24 Mike Runnels January 1, 1983 January 1, 1987 Democrat Toney Anaya 4
25 Jack L. Stahl January 1, 1987 January 1, 1991 Republican Garrey Carruthers 4
26 Casey Luna January 1, 1991 January 1, 1995 Democrat Bruce King 4
27 Walter D. Bradley January 1, 1995 January 1, 2003 Republican Gary Johnson 8
28 Diane D. Denish January 1, 2003 January 1, 2011 Democrat Bill Richardson 8[note 8]
29 John A. Sanchez January 1, 2011 Incumbent Republican Susana Martinez

Living former lieutenant governors[edit]

As of October 2013, seven former lieutenant governors were alive. The most recent death of a former lieutenant governor was that of Mack Easley (1963–1967), on March 1, 2006.

Lt. Governor Lt. Gubernatorial term Date of birth
Robert E. Ferguson 1975–1979
Roberto Mondragón 1971–1975, 1979–1983 (1940-07-27) July 27, 1940 (age 74)
Mike Runnels 1983–1987
Jack L. Stahl 1987–1991
Casey Luna 1991–1995
Walter D. Bradley 1995–2003 (1946-10-30) October 30, 1946 (age 67)
Diane D. Denish 2003–2011 (1949-03-07) March 7, 1949 (age 65)

Notes[edit]

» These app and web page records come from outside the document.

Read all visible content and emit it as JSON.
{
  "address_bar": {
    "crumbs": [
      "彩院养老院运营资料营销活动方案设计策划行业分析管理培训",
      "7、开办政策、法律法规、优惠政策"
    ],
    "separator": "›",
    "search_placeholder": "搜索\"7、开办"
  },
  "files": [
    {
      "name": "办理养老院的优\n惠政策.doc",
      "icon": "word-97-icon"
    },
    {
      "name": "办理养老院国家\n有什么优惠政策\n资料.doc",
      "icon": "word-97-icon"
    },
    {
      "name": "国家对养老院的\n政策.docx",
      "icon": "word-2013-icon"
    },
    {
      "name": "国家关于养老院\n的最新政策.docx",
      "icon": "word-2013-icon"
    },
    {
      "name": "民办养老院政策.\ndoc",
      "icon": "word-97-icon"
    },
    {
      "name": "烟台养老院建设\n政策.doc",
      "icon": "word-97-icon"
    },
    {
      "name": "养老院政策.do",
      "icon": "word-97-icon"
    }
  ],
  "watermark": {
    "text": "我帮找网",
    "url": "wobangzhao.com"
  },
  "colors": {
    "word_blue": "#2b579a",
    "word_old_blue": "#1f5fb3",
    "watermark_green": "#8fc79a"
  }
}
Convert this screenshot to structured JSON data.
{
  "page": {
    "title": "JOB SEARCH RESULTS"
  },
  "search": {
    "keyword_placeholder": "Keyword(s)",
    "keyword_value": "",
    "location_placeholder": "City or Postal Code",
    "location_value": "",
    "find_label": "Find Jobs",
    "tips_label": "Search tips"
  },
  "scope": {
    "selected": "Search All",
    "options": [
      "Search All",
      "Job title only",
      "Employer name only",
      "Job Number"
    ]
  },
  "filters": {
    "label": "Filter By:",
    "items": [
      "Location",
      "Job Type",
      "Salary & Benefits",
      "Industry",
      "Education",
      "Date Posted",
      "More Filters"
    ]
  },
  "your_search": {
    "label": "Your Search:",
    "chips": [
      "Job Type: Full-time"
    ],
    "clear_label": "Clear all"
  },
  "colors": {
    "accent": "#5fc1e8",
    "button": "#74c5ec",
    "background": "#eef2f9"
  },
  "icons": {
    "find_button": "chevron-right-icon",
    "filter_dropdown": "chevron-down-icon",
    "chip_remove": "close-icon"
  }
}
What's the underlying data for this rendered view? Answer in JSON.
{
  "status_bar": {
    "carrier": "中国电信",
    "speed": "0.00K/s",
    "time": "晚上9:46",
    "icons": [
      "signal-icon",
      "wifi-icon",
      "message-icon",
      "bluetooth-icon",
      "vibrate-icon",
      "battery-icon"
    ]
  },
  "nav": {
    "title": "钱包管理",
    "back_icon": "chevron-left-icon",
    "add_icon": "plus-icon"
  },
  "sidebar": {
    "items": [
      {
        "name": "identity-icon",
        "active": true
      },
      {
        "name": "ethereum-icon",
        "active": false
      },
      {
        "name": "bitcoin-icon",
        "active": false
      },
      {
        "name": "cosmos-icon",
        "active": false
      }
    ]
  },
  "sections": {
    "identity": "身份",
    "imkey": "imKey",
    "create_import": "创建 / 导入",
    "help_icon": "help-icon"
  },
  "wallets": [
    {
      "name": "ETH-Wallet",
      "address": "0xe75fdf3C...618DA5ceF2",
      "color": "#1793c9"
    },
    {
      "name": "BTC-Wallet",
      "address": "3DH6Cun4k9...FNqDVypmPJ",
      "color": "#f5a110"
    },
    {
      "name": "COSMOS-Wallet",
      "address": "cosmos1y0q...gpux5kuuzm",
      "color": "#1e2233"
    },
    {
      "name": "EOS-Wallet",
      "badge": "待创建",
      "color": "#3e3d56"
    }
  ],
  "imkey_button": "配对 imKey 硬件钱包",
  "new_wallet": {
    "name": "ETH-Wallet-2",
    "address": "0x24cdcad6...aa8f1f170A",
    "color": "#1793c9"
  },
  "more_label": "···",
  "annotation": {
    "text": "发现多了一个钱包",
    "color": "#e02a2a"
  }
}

  1. ^ Since the first state election was in an odd-numbered year (1911), the term lasted five years.
  2. ^ Succeeded Governor Ca. de Baca on February 18, 1917 after the Governor's death.
  3. ^ Died in office in May 1924.
  4. ^ Resigned in July 1929 to accept a U.S. Attorneyship.
  5. ^ Succeeded Governor Seligman on September 25, 1933 after the Governor's death.
  6. ^ Resigned in April 1957 to serve as U.S. Representative.
  7. ^ Succeeded Governor Mechem on November 30, 1962 after the Governor's resignation.
  8. ^ First female Lieutenant Governor of New Mexico.

References[edit]

  1. ^ State of New Mexico (July 2012). Kathryn A. Flynn, ed. 2012 Centennial Blue Book. Diana J. Duran. Office of the New Mexico Secretary of State. pp. 218–219.